"However, at the beginning of my sixth form, I suddenly had a shocking realisation that my whole world was going to be changing drastically in the next two or three years and I, unlike seemingly so many of my peers and friends, had no idea what I wanted to do.

"For the next two years, I spiralled slowly into a cold, isolated, lonely world of me, my head and my eating disorder.

Emily after recovery with her horse, Bobby.

Emily after recovery with her horse, Bobby.

"I lost contact with so many friends, I missed out on so many brilliant experiences, I put my body through hell and the worst part: I literally did not care. I was happy."

She remembers attending her friends 18th birthday party and "clinging" to a table throughout the night so she could prop herself up as she couldn't find the energy to stand for the hour that she was there.

Emily's recovery started in August 2012 when she had a sudden realisation that she wanted to live.

Slowly, after allowing herself to eat one biscuit at a time, she courageously battled one day to the next.

She added: "By no means has it been easy, I have relapsed several times, often following discoveries of ‘faddy’ recovery methods following online research when my eating disorder with its awful mental taunting frightened me away from what I knew was truly right.

"On many occasions, I simply wanted to fall into a bottomless pit because my head hurt so much from the battle. But honestly, recovery is so, so worth it."

Physically and mentally Emily is now fully recovered and she says she is back to her original self.

"My anorexia was never really about thinking I was ‘fat’ I was just too big, taking up too much space, unworthy.

"My body and I have made a journey together. I respect it, I nourish it and I love it. My mind around food is back to how it was before all this.

"Beating Anorexia is likely - and hopefully - going to be the hardest thing that I have ever done, but I am certain that it will also be one of the most worthwhile things."

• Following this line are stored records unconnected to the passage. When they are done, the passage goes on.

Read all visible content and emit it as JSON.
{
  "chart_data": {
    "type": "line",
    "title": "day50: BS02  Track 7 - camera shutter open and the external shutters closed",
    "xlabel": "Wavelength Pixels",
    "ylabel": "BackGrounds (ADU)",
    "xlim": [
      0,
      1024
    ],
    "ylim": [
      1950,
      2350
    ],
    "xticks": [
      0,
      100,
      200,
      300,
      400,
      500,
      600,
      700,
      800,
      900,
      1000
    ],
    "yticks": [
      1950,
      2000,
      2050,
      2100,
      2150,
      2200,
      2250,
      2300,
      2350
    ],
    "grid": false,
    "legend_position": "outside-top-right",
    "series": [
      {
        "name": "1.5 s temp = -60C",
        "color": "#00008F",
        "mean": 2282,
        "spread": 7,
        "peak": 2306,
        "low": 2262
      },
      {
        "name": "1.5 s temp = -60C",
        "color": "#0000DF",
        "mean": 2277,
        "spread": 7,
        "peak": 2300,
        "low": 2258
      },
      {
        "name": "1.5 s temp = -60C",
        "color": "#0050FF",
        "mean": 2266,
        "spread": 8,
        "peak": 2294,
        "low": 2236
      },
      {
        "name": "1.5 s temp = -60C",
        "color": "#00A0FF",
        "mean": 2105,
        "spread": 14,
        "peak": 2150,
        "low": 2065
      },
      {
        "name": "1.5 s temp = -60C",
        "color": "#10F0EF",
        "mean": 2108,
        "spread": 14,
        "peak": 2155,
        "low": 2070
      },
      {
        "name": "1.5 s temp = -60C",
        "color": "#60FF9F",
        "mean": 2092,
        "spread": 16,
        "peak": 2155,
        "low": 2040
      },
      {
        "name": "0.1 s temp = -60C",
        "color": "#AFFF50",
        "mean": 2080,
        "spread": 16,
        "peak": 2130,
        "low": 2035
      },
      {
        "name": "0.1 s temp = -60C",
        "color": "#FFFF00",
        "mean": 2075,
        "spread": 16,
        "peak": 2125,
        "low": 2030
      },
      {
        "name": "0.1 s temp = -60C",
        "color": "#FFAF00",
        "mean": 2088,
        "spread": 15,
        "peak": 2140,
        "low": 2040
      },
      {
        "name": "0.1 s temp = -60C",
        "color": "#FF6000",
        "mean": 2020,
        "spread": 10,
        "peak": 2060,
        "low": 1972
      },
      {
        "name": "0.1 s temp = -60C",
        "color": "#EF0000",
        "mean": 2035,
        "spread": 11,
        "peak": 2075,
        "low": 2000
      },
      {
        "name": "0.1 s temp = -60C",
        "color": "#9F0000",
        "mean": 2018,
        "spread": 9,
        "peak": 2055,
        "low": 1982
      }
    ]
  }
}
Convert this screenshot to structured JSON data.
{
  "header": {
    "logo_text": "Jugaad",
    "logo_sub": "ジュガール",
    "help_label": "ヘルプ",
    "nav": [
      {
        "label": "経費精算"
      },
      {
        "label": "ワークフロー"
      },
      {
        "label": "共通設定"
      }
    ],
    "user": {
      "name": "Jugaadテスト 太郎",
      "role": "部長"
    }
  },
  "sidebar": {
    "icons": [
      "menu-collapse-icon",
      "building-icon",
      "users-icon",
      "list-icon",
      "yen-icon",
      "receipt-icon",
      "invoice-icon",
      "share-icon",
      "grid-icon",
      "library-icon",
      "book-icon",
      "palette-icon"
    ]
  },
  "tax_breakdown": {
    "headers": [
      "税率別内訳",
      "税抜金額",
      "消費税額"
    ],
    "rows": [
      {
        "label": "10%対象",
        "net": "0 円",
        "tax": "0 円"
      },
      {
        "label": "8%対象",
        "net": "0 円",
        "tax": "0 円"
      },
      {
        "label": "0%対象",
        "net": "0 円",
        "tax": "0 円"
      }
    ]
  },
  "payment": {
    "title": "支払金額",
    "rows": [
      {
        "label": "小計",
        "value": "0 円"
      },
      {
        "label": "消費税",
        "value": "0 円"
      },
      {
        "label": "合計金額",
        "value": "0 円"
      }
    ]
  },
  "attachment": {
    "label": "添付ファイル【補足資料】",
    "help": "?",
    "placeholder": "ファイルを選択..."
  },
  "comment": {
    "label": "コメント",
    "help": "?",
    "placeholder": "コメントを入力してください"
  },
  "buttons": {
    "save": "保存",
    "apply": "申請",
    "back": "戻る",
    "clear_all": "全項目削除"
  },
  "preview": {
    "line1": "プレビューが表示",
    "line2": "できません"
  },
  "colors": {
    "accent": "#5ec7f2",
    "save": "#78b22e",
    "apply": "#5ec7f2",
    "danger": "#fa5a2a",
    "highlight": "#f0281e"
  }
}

The website - http://theedrecoveryhub.weebly.com/ - is set to launch by the end of this month.